China slapped a 25 percent tariff on 545 American imports including agricultural products, seafood, cars and whiskey.
Zhang said investors faced the triple-whammy of the Sino-U.S. trade spat, Beijing's regulatory crackdown on riskier lending practices and tighter global liquidity.
Trump moved forward with measures after months of sometimes fraught shuttle diplomacy in which Chinese offers to purchase more American goods failed to assuage his grievances over the soaring trade imbalance and China's aggressive industrial development policies.
However, this time, Trump is raising the stakes over the additional $100 billion he previously said he would consider, charging the U.S. Trade Representative to consider $200 billion in additional tariffs on Chinese goods, with yet another $200 billion possible if China refuses to relent.
"If China increases its tariffs yet again, we will meet that action by pursuing additional tariffs on another $200bn of goods".

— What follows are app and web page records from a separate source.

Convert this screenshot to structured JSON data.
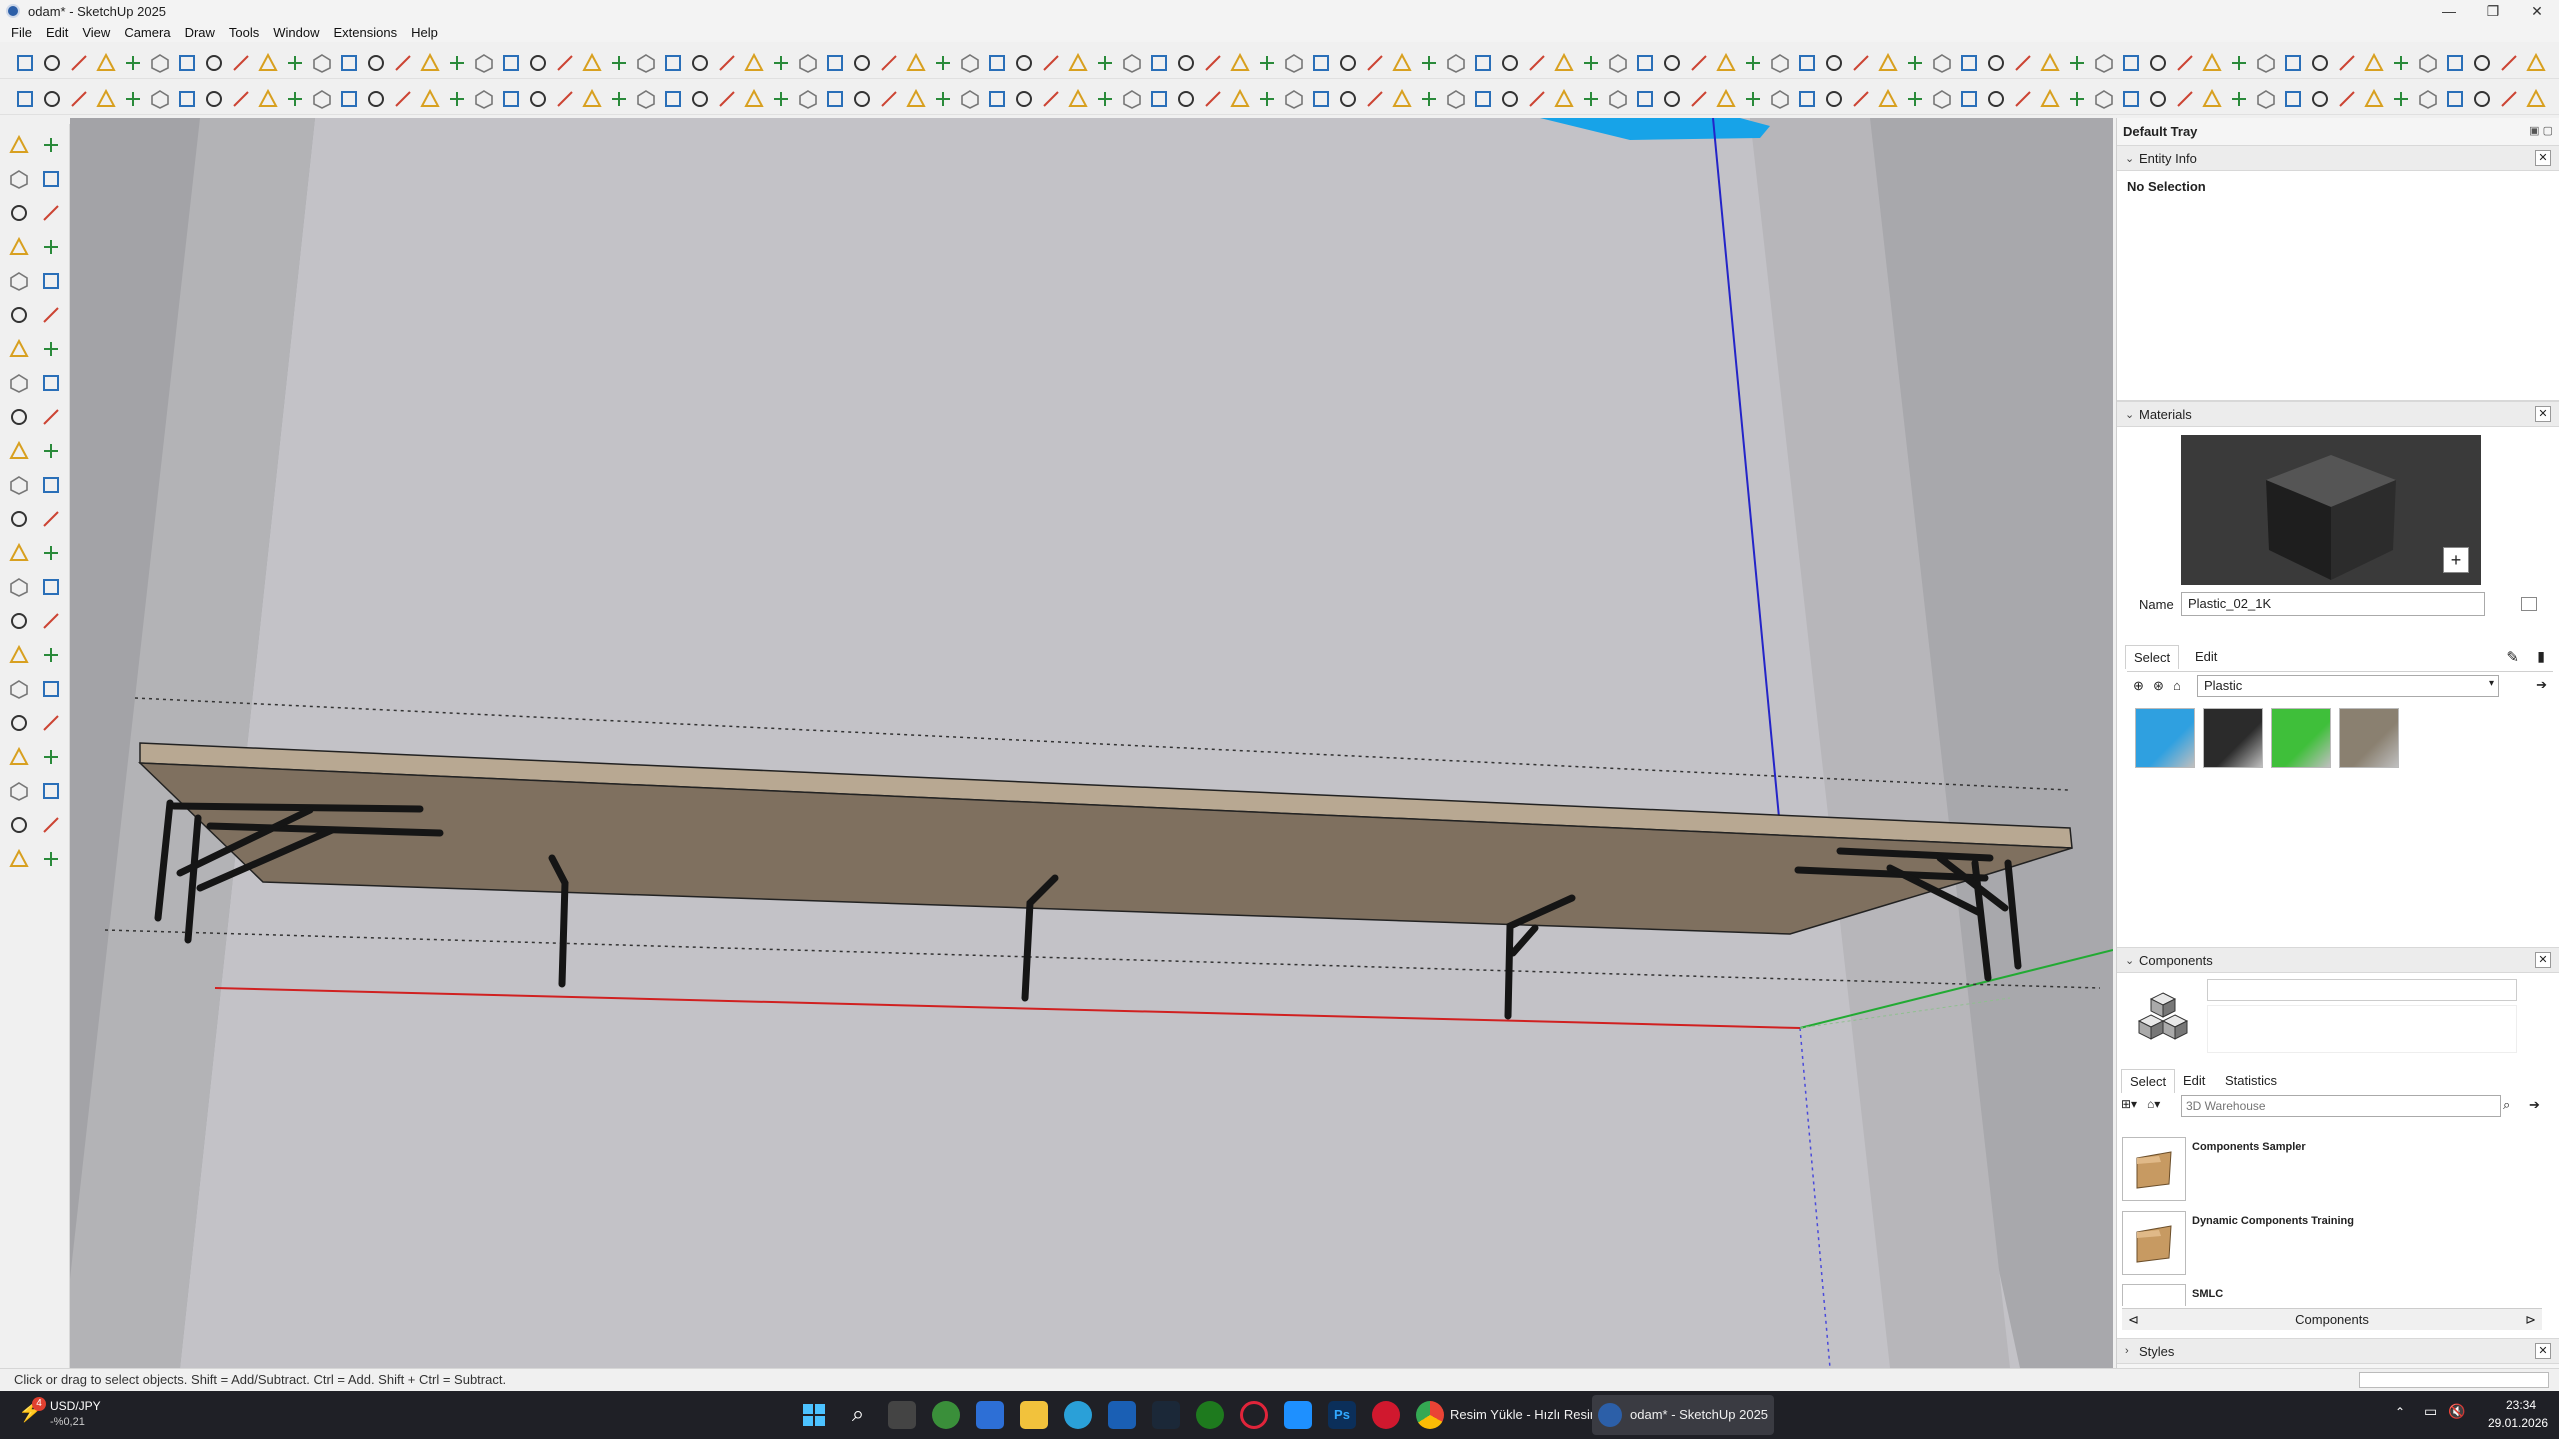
{
  "window": {
    "title": "odam* - SketchUp 2025",
    "minimize": "—",
    "maximize": "❐",
    "close": "✕"
  },
  "menu": [
    "File",
    "Edit",
    "View",
    "Camera",
    "Draw",
    "Tools",
    "Window",
    "Extensions",
    "Help"
  ],
  "toolbar_icons": [
    "new-icon",
    "settings-icon",
    "close-icon",
    "paint-icon",
    "eraser-icon",
    "push-pull-icon",
    "rotate-icon",
    "move-icon",
    "orbit-icon",
    "pan-icon",
    "zoom-icon",
    "zoom-extents-icon",
    "section-icon",
    "component-icon",
    "group-icon",
    "layer-icon",
    "style-icon",
    "shadow-icon",
    "fog-icon",
    "xray-icon",
    "line-icon",
    "arc-icon",
    "rectangle-icon",
    "circle-icon",
    "polygon-icon",
    "text-icon",
    "dimension-icon",
    "protractor-icon",
    "axes-icon",
    "3d-text-icon"
  ],
  "tray": {
    "title": "Default Tray",
    "entity_info": {
      "heading": "Entity Info",
      "selection": "No Selection"
    },
    "materials": {
      "heading": "Materials",
      "name_label": "Name",
      "name_value": "Plastic_02_1K",
      "tab_select": "Select",
      "tab_edit": "Edit",
      "library": "Plastic",
      "swatch_colors": [
        "#2fa0e0",
        "#2b2b2b",
        "#3fbf3a",
        "#8a8070"
      ]
    },
    "components": {
      "heading": "Components",
      "tab_select": "Select",
      "tab_edit": "Edit",
      "tab_statistics": "Statistics",
      "search_placeholder": "3D Warehouse",
      "items": [
        "Components Sampler",
        "Dynamic Components Training",
        "SMLC"
      ],
      "footer": "Components"
    },
    "styles": {
      "heading": "Styles"
    }
  },
  "status": {
    "hint": "Click or drag to select objects. Shift = Add/Subtract. Ctrl = Add. Shift + Ctrl = Subtract."
  },
  "taskbar": {
    "ticker_symbol": "USD/JPY",
    "ticker_change": "-%0,21",
    "ticker_badge": "4",
    "chrome_label": "Resim Yükle - Hızlı Resir",
    "sketchup_label": "odam* - SketchUp 2025",
    "time": "23:34",
    "date": "29.01.2026"
  }
}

The latest round of tariffs would nearly definitely put the U.S. into all-out trade war against China. The Australian dollar, often seen as a proxy to China-related trades, shed 0.25 percent to $0.7404. China threatened retaliatory tariffs of $50 billion this year when Trump first ordered his officials to consider an additional $50 billion.More news: Almost 2,000 Children Have Been Separated From Families at U.S. Border
US President Donald Trump threatened on Monday (June 18) to impose a 10 per cent tariff on US$200 billion (S$270 billion) of Chinese goods, escalating a tit-for-tat trade war with Beijing.
The intellectual property sanctions were the latest in a spate of protectionist measures unveiled by Mr. Trump in recent months that included tariffs on steel and aluminum imports to the US and a tough rhetoric on trade negotiations from North America to Asia. Three people close to Apple, who remained anonymous because they are not authorized to speak for the company, say that the tech giant's top worry is that the Chinese wreak havoc with Apple's supply chain by forcing suppliers to provide pointless paperwork in order to gum up the works.
"If the United States acts irrationally and issues a list, China will have no choice but to take comprehensive measures of a corresponding number and quality and take strong, powerful countermeasures".
Trump's comments come hours after the top USA diplomat accused China of engaging in "predatory economics 101" and an "unprecedented level of larceny" of intellectual property.
China, claiming the United States had "launched a trade war", retaliated nearly immediately, outlining its own tariffs on U.S. goods worth $50 billion.
The US announced plans for tariffs this spring, after an investigation into China's intellectual property practices. On Friday, that list had been reduced to 1,102 items of the same value, with 818 items worth $34 billion set to be hit with tariffs from July, and the $16 billion remainder to undergo further review and a public hearing on July 24 before a final determination is made.
These include major American exports to China such as soybeans, which brought in $14 billion in sales past year and are grown in states that supported Trump during the 2016 presidential election. "However, confronted by such short-sighted act that hurts both U.S. itself and others, China has no choice but to fight back forcefully".